Source data:
Segment Open
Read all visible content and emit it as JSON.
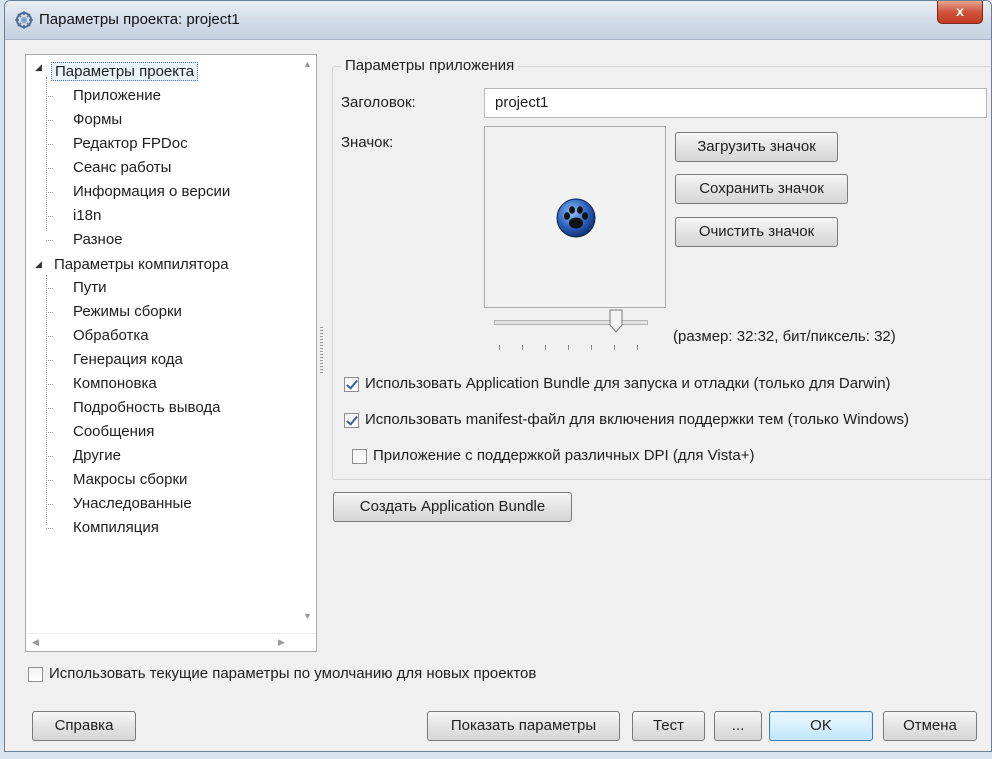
{
  "window": {
    "title": "Параметры проекта: project1",
    "close": "x"
  },
  "tree": {
    "items": [
      {
        "label": "Параметры проекта",
        "level": 0,
        "expanded": true,
        "selected": true
      },
      {
        "label": "Приложение",
        "level": 1
      },
      {
        "label": "Формы",
        "level": 1
      },
      {
        "label": "Редактор FPDoc",
        "level": 1
      },
      {
        "label": "Сеанс работы",
        "level": 1
      },
      {
        "label": "Информация о версии",
        "level": 1
      },
      {
        "label": "i18n",
        "level": 1
      },
      {
        "label": "Разное",
        "level": 1
      },
      {
        "label": "Параметры компилятора",
        "level": 0,
        "expanded": true
      },
      {
        "label": "Пути",
        "level": 1
      },
      {
        "label": "Режимы сборки",
        "level": 1
      },
      {
        "label": "Обработка",
        "level": 1
      },
      {
        "label": "Генерация кода",
        "level": 1
      },
      {
        "label": "Компоновка",
        "level": 1
      },
      {
        "label": "Подробность вывода",
        "level": 1
      },
      {
        "label": "Сообщения",
        "level": 1
      },
      {
        "label": "Другие",
        "level": 1
      },
      {
        "label": "Макросы сборки",
        "level": 1
      },
      {
        "label": "Унаследованные",
        "level": 1
      },
      {
        "label": "Компиляция",
        "level": 1
      }
    ]
  },
  "app_settings": {
    "group_title": "Параметры приложения",
    "title_label": "Заголовок:",
    "title_value": "project1",
    "icon_label": "Значок:",
    "load_icon": "Загрузить значок",
    "save_icon": "Сохранить значок",
    "clear_icon": "Очистить значок",
    "size_info": "(размер: 32:32, бит/пиксель: 32)",
    "use_app_bundle": {
      "label": "Использовать Application Bundle для запуска и отладки (только для Darwin)",
      "checked": true
    },
    "use_manifest": {
      "label": "Использовать manifest-файл для включения поддержки тем (только Windows)",
      "checked": true
    },
    "dpi_aware": {
      "label": "Приложение с поддержкой различных DPI (для Vista+)",
      "checked": false
    },
    "create_bundle": "Создать Application Bundle"
  },
  "footer": {
    "use_defaults": {
      "label": "Использовать текущие параметры по умолчанию для новых проектов",
      "checked": false
    },
    "help": "Справка",
    "show_options": "Показать параметры",
    "test": "Тест",
    "more": "...",
    "ok": "OK",
    "cancel": "Отмена"
  },
  "colors": {
    "accent": "#3c7fb1",
    "close": "#c03b22",
    "paw": "#2b5fb8"
  }
}
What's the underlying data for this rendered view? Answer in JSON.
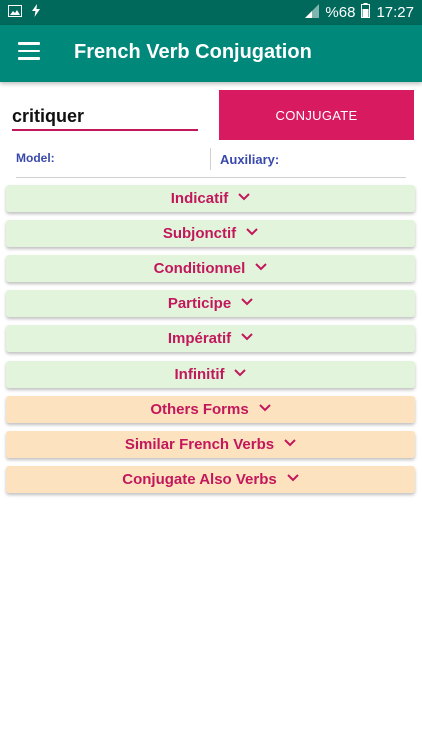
{
  "status_bar": {
    "battery_text": "%68",
    "time": "17:27"
  },
  "app_bar": {
    "title": "French Verb Conjugation"
  },
  "form": {
    "verb_value": "critiquer",
    "conjugate_label": "CONJUGATE",
    "model_label": "Model:",
    "auxiliary_label": "Auxiliary:"
  },
  "sections": [
    {
      "label": "Indicatif",
      "style": "green"
    },
    {
      "label": "Subjonctif",
      "style": "green"
    },
    {
      "label": "Conditionnel",
      "style": "green"
    },
    {
      "label": "Participe",
      "style": "green"
    },
    {
      "label": "Impératif",
      "style": "green"
    },
    {
      "label": "Infinitif",
      "style": "green"
    },
    {
      "label": "Others Forms",
      "style": "orange"
    },
    {
      "label": "Similar French Verbs",
      "style": "orange"
    },
    {
      "label": "Conjugate Also Verbs",
      "style": "orange"
    }
  ],
  "colors": {
    "status_bar": "#00695c",
    "app_bar": "#00897b",
    "accent": "#d81b60",
    "section_green": "#e2f4dc",
    "section_orange": "#fde2c0"
  }
}
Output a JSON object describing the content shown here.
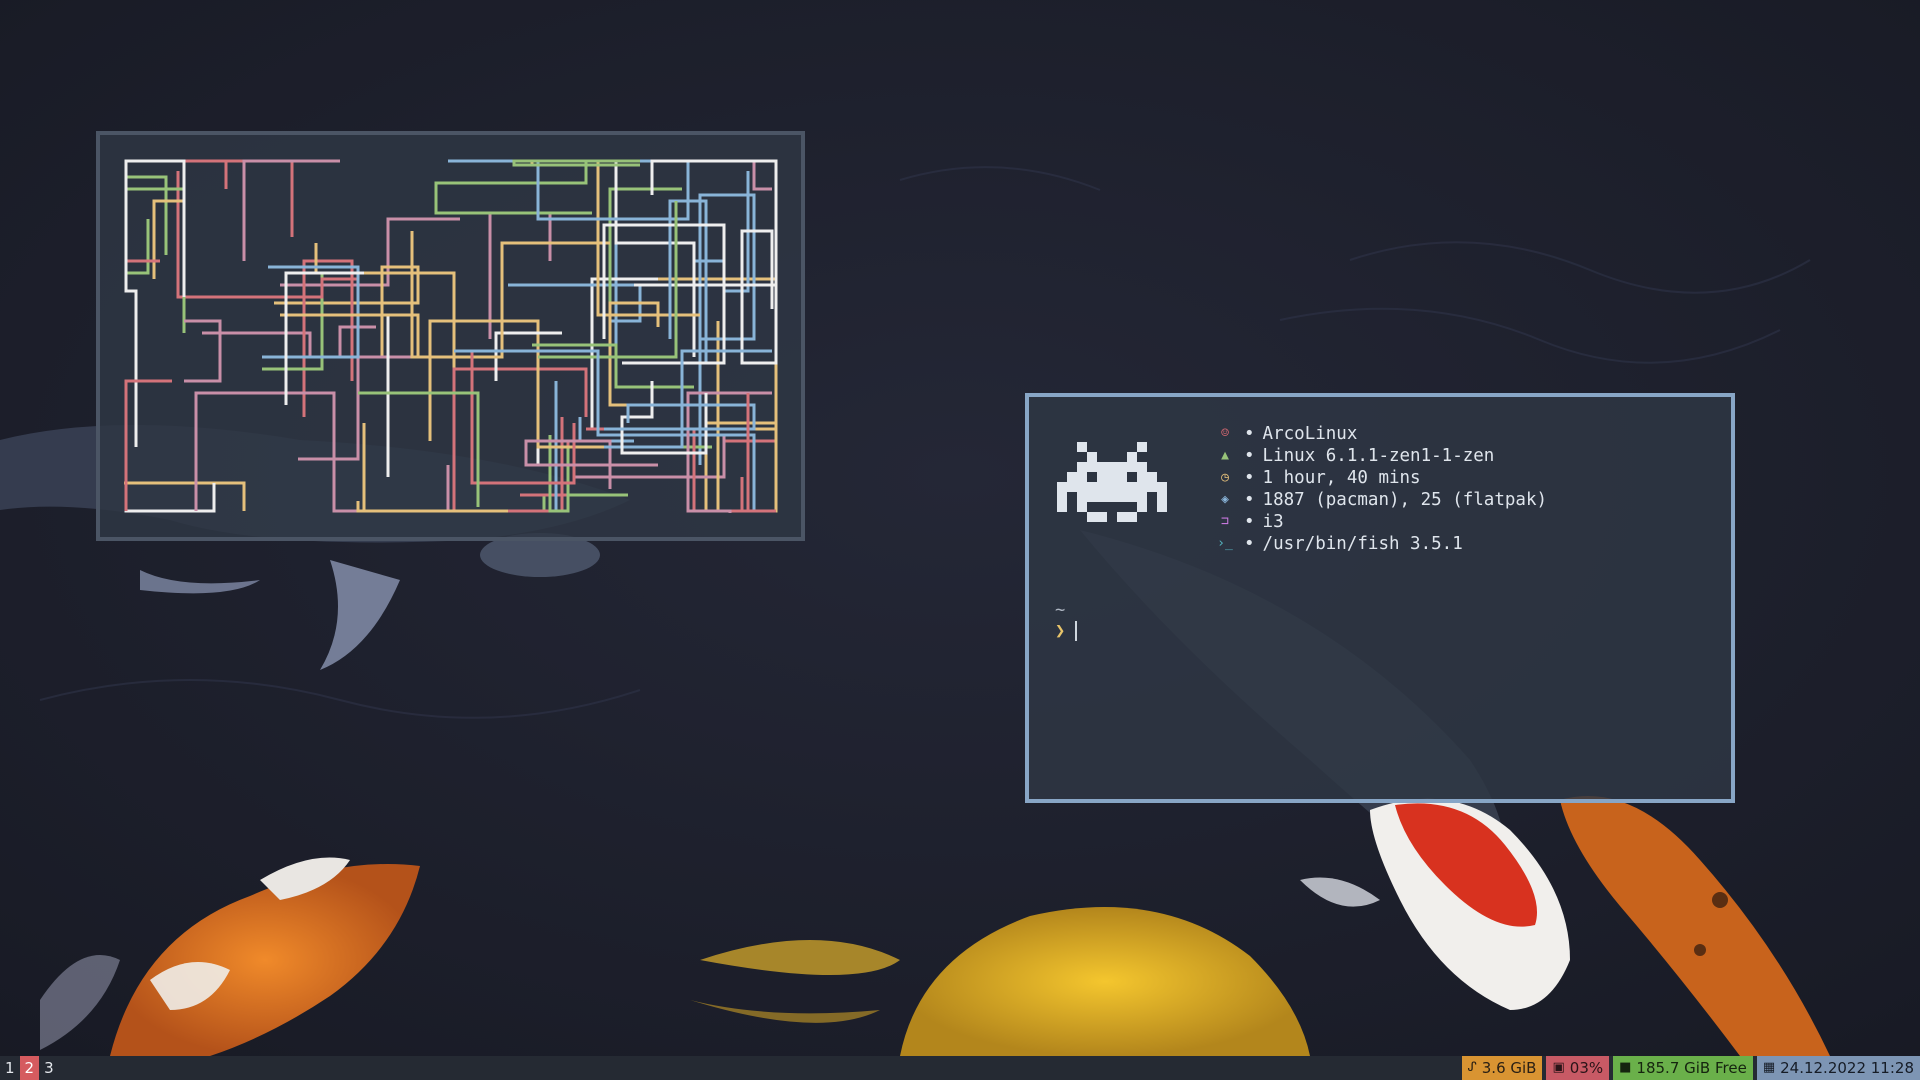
{
  "colors": {
    "pipe_colors": [
      "#e5c07b",
      "#89b4d8",
      "#d4737a",
      "#eeeeee",
      "#98c379",
      "#c98fa8"
    ],
    "workspace_focused": "#d55b5f",
    "memory": "#d99432",
    "cpu": "#c85a65",
    "disk": "#6ab04a",
    "date": "#7d95b4",
    "fetch_border": "#88a6c6",
    "pipes_border": "#4b5565"
  },
  "fetch": {
    "rows": [
      {
        "icon": "smile-icon",
        "glyph": "☺",
        "color": "#e06c75",
        "text": "ArcoLinux"
      },
      {
        "icon": "arch-icon",
        "glyph": "▲",
        "color": "#98c379",
        "text": "Linux 6.1.1-zen1-1-zen"
      },
      {
        "icon": "clock-icon",
        "glyph": "◷",
        "color": "#e5c07b",
        "text": "1 hour, 40 mins"
      },
      {
        "icon": "package-icon",
        "glyph": "◈",
        "color": "#89b4d8",
        "text": "1887 (pacman), 25 (flatpak)"
      },
      {
        "icon": "window-icon",
        "glyph": "⊐",
        "color": "#c678dd",
        "text": "i3"
      },
      {
        "icon": "shell-icon",
        "glyph": "›_",
        "color": "#56b6c2",
        "text": "/usr/bin/fish 3.5.1"
      }
    ],
    "bullet": "•"
  },
  "prompt": {
    "cwd": "~",
    "symbol": "❯"
  },
  "bar": {
    "workspaces": [
      {
        "label": "1",
        "focused": false
      },
      {
        "label": "2",
        "focused": true
      },
      {
        "label": "3",
        "focused": false
      }
    ],
    "memory": {
      "icon": "activity-icon",
      "text": "3.6 GiB"
    },
    "cpu": {
      "icon": "cpu-icon",
      "text": "03%"
    },
    "disk": {
      "icon": "folder-icon",
      "text": "185.7 GiB Free"
    },
    "date": {
      "icon": "calendar-icon",
      "text": "24.12.2022 11:28"
    }
  }
}
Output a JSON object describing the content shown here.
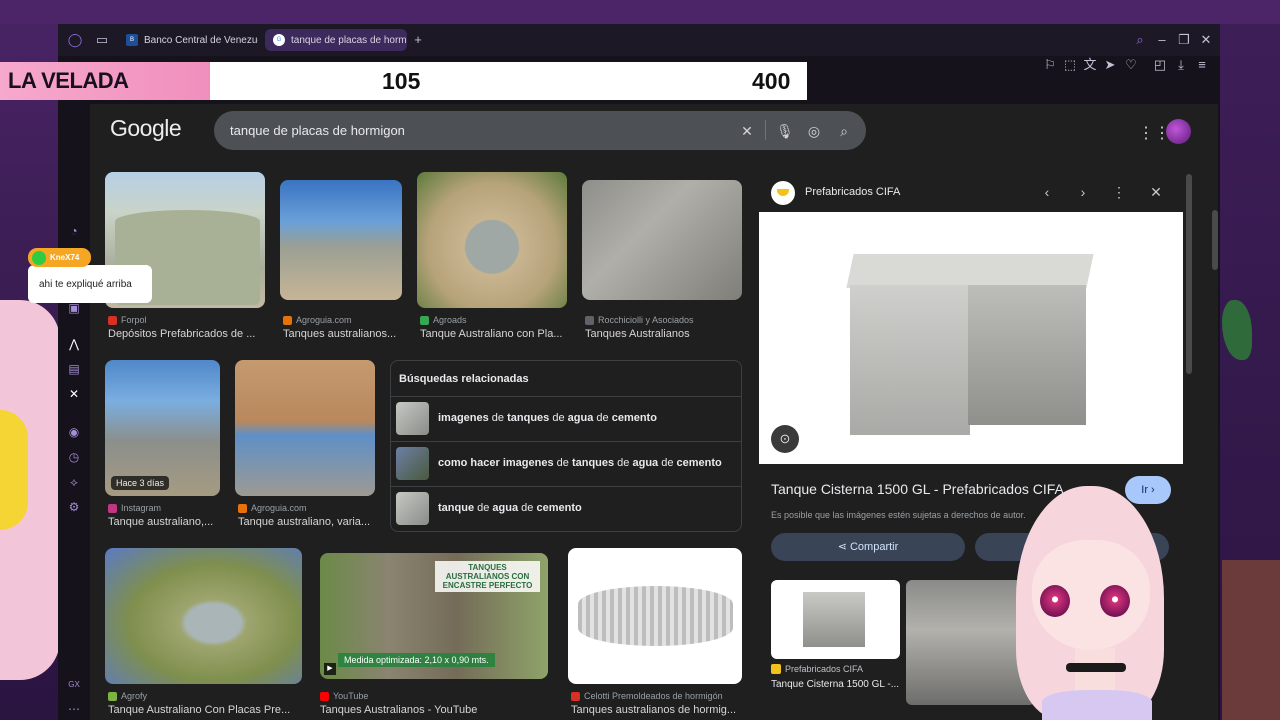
{
  "browser": {
    "tabs": [
      {
        "label": "Banco Central de Venezue",
        "favicon": "bcv-icon",
        "active": false
      },
      {
        "label": "tanque de placas de hormi",
        "favicon": "google-icon",
        "active": true
      }
    ],
    "new_tab": "+"
  },
  "overlay": {
    "title": "LA VELADA",
    "value_a": "105",
    "value_b": "400"
  },
  "chat": {
    "username": "KneX74",
    "message": "ahi te expliqué arriba"
  },
  "google": {
    "logo": "Google",
    "query": "tanque de placas de hormigon"
  },
  "results": [
    {
      "source": "Forpol",
      "title": "Depósitos Prefabricados de ...",
      "fav_color": "#d93025"
    },
    {
      "source": "Agroguia.com",
      "title": "Tanques australianos...",
      "fav_color": "#e8710a"
    },
    {
      "source": "Agroads",
      "title": "Tanque Australiano con Pla...",
      "fav_color": "#34a853"
    },
    {
      "source": "Rocchiciolli y Asociados",
      "title": "Tanques Australianos",
      "fav_color": "#5f6368"
    },
    {
      "source": "Instagram",
      "title": "Tanque australiano,...",
      "badge": "Hace 3 días",
      "fav_color": "#c13584"
    },
    {
      "source": "Agroguia.com",
      "title": "Tanque australiano, varia...",
      "fav_color": "#e8710a"
    },
    {
      "source": "Agrofy",
      "title": "Tanque Australiano Con Placas Pre...",
      "fav_color": "#7cb342"
    },
    {
      "source": "YouTube",
      "title": "Tanques Australianos - YouTube",
      "overlay_top": "TANQUES AUSTRALIANOS CON ENCASTRE PERFECTO",
      "overlay_bottom": "Medida optimizada: 2,10 x 0,90 mts.",
      "fav_color": "#ff0000"
    },
    {
      "source": "Celotti Premoldeados de hormigón",
      "title": "Tanques australianos de hormig...",
      "fav_color": "#d93025"
    }
  ],
  "related": {
    "heading": "Búsquedas relacionadas",
    "items": [
      "imagenes de tanques de agua de cemento",
      "como hacer imagenes de tanques de agua de cemento",
      "tanque de agua de cemento"
    ]
  },
  "panel": {
    "source": "Prefabricados CIFA",
    "title": "Tanque Cisterna 1500 GL - Prefabricados CIFA",
    "go_button": "Ir ›",
    "note": "Es posible que las imágenes estén sujetas a derechos de autor.",
    "share_button": "Compartir",
    "related_source": "Prefabricados CIFA",
    "related_title": "Tanque Cisterna 1500 GL -..."
  }
}
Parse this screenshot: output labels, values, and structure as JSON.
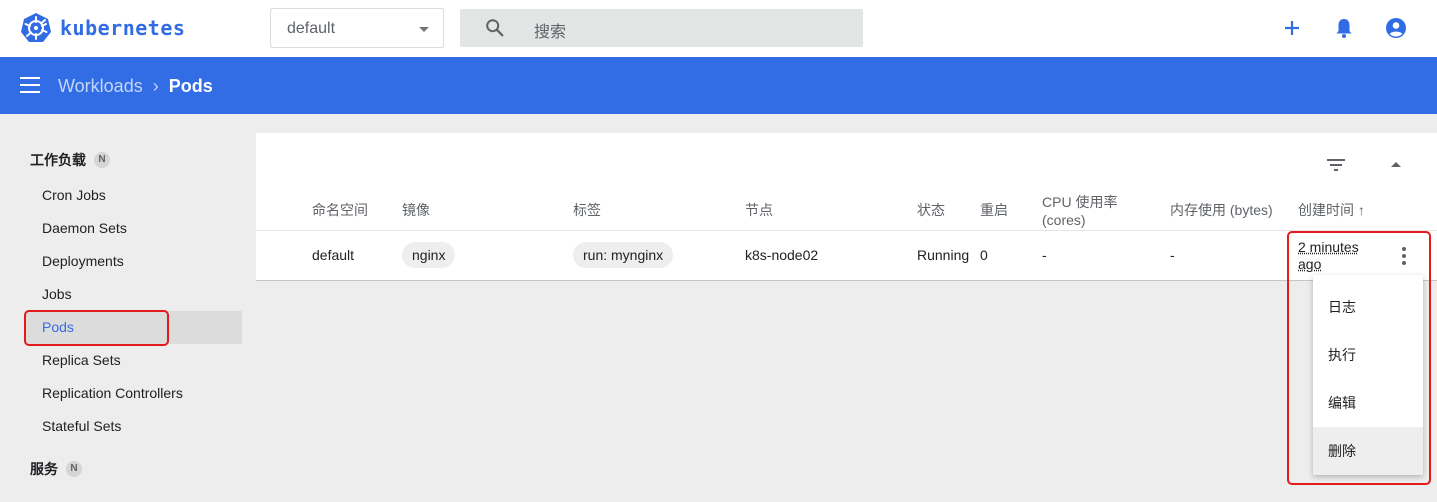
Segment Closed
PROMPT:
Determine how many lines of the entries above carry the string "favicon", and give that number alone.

ANSWER BOX:
2